● Work request
Each line in the data holding "icon" should be listed.

Dataset rows for apps and sites
■ ■ ■

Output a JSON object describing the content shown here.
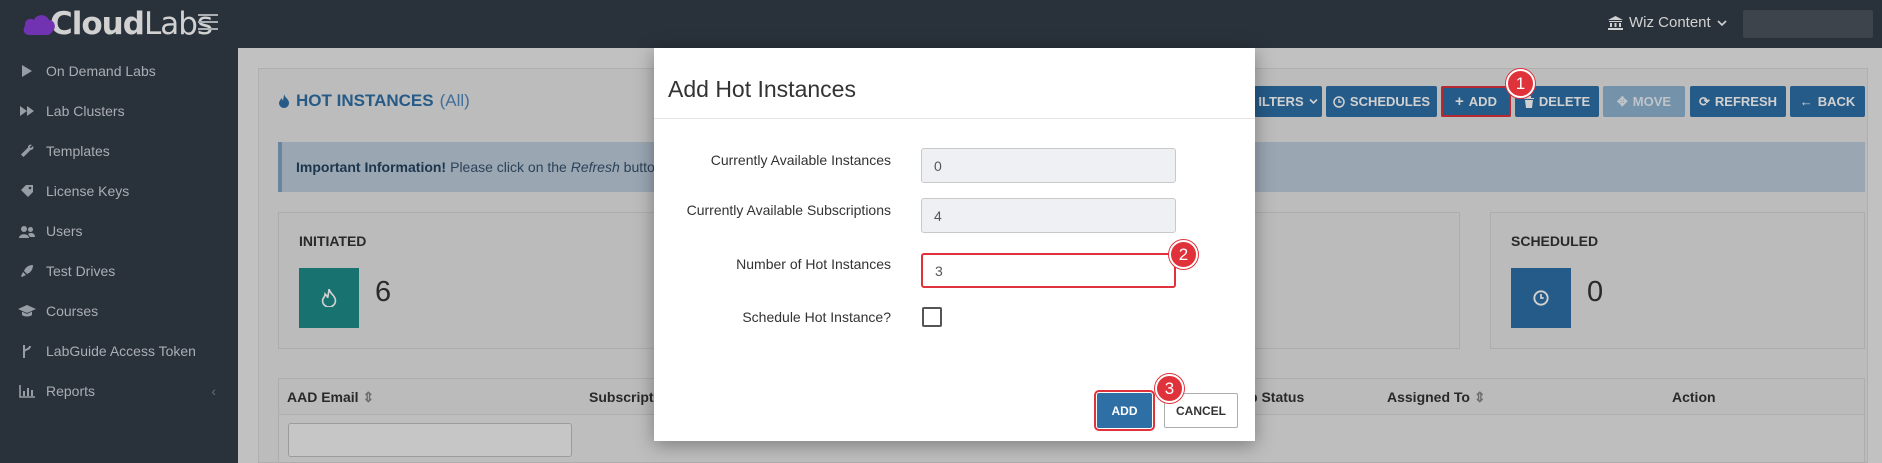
{
  "brand": {
    "name_bold": "Cloud",
    "name_thin": "Labs"
  },
  "header": {
    "org_name": "Wiz Content"
  },
  "sidebar": {
    "items": [
      {
        "label": "On Demand Labs",
        "icon": "play-icon"
      },
      {
        "label": "Lab Clusters",
        "icon": "fast-forward-icon"
      },
      {
        "label": "Templates",
        "icon": "wrench-icon"
      },
      {
        "label": "License Keys",
        "icon": "tag-icon"
      },
      {
        "label": "Users",
        "icon": "users-icon"
      },
      {
        "label": "Test Drives",
        "icon": "rocket-icon"
      },
      {
        "label": "Courses",
        "icon": "graduation-cap-icon"
      },
      {
        "label": "LabGuide Access Token",
        "icon": "branch-icon"
      },
      {
        "label": "Reports",
        "icon": "bar-chart-icon"
      }
    ]
  },
  "page": {
    "title": "HOT INSTANCES",
    "subtitle": "(All)",
    "toolbar": {
      "filters": "ILTERS",
      "schedules": "SCHEDULES",
      "add": "ADD",
      "delete": "DELETE",
      "move": "MOVE",
      "refresh": "REFRESH",
      "back": "BACK"
    },
    "info": {
      "strong": "Important Information!",
      "text_before": "Please click on the",
      "emph": "Refresh",
      "text_after": "button"
    },
    "stats": [
      {
        "label": "INITIATED",
        "value": "6",
        "color": "#1e8c88",
        "icon": "fire-icon"
      },
      {
        "label": "SCHEDULED",
        "value": "0",
        "color": "#2e6fa6",
        "icon": "clock-icon"
      }
    ],
    "table": {
      "columns": [
        "AAD Email",
        "Subscripti",
        "p Status",
        "Assigned To",
        "Action"
      ]
    }
  },
  "modal": {
    "title": "Add Hot Instances",
    "fields": [
      {
        "label": "Currently Available Instances",
        "value": "0"
      },
      {
        "label": "Currently Available Subscriptions",
        "value": "4"
      },
      {
        "label": "Number of Hot Instances",
        "value": "3"
      },
      {
        "label": "Schedule Hot Instance?"
      }
    ],
    "add_label": "ADD",
    "cancel_label": "CANCEL"
  },
  "steps": [
    "1",
    "2",
    "3"
  ],
  "colors": {
    "accent": "#2e6fa6",
    "highlight": "#e0323b",
    "teal": "#1e8c88",
    "sidebar": "#333c47"
  }
}
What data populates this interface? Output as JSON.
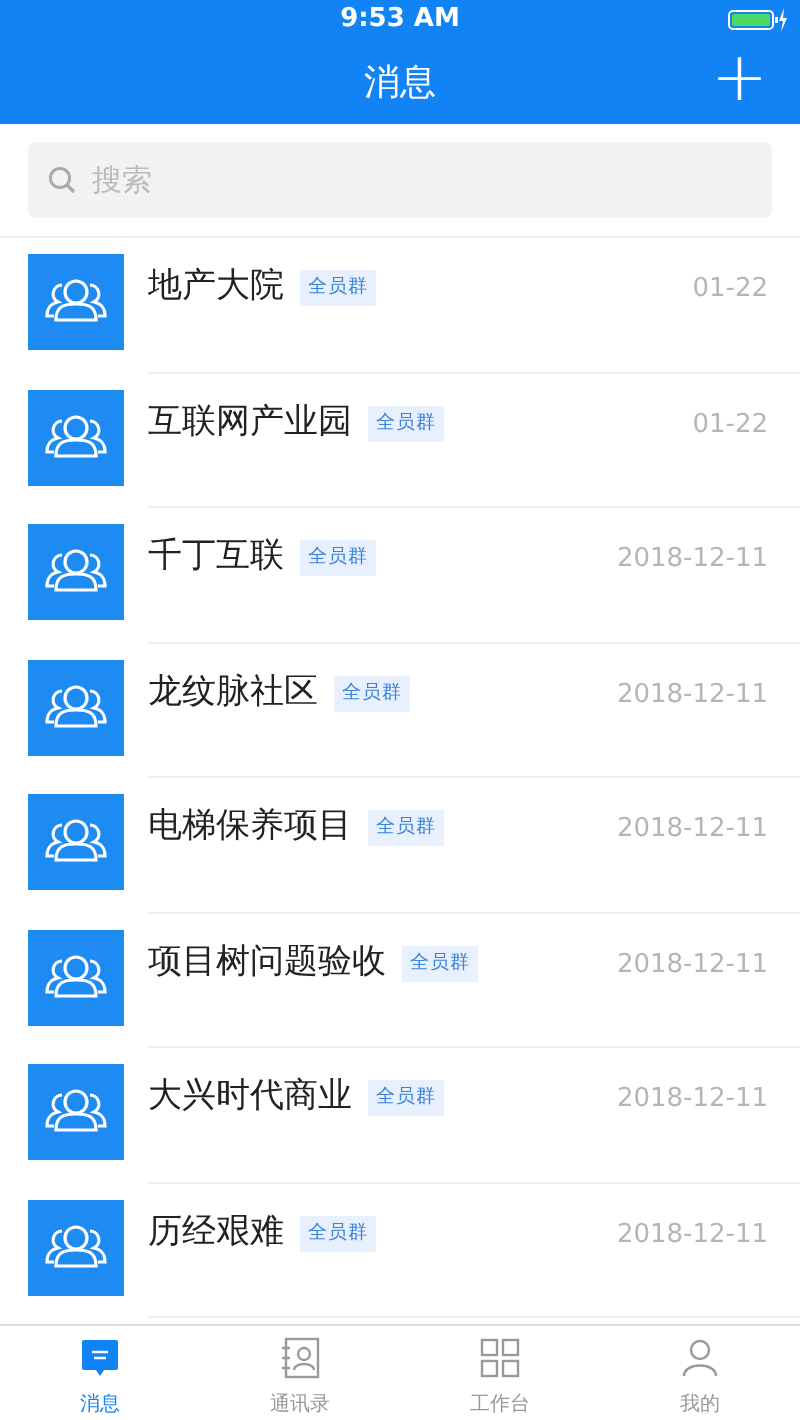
{
  "status_bar": {
    "time": "9:53 AM"
  },
  "header": {
    "title": "消息",
    "add_button": "+"
  },
  "search": {
    "placeholder": "搜索"
  },
  "conversations": [
    {
      "name": "地产大院",
      "tag": "全员群",
      "date": "01-22"
    },
    {
      "name": "互联网产业园",
      "tag": "全员群",
      "date": "01-22"
    },
    {
      "name": "千丁互联",
      "tag": "全员群",
      "date": "2018-12-11"
    },
    {
      "name": "龙纹脉社区",
      "tag": "全员群",
      "date": "2018-12-11"
    },
    {
      "name": "电梯保养项目",
      "tag": "全员群",
      "date": "2018-12-11"
    },
    {
      "name": "项目树问题验收",
      "tag": "全员群",
      "date": "2018-12-11"
    },
    {
      "name": "大兴时代商业",
      "tag": "全员群",
      "date": "2018-12-11"
    },
    {
      "name": "历经艰难",
      "tag": "全员群",
      "date": "2018-12-11"
    }
  ],
  "tab_bar": [
    {
      "label": "消息",
      "kind": "chat",
      "selected": true
    },
    {
      "label": "通讯录",
      "kind": "contacts",
      "selected": false
    },
    {
      "label": "工作台",
      "kind": "work",
      "selected": false
    },
    {
      "label": "我的",
      "kind": "me",
      "selected": false
    }
  ]
}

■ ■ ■

● Completed exercise
        "icon": "play-icon"
        "icon": "fast-forward-icon"
        "icon": "wrench-icon"
        "icon": "tag-icon"
        "icon": "users-icon"
        "icon": "rocket-icon"
        "icon": "graduation-cap-icon"
        "icon": "branch-icon"
        "icon": "bar-chart-icon"
        "icon": "fire-icon"
        "icon": "clock-icon"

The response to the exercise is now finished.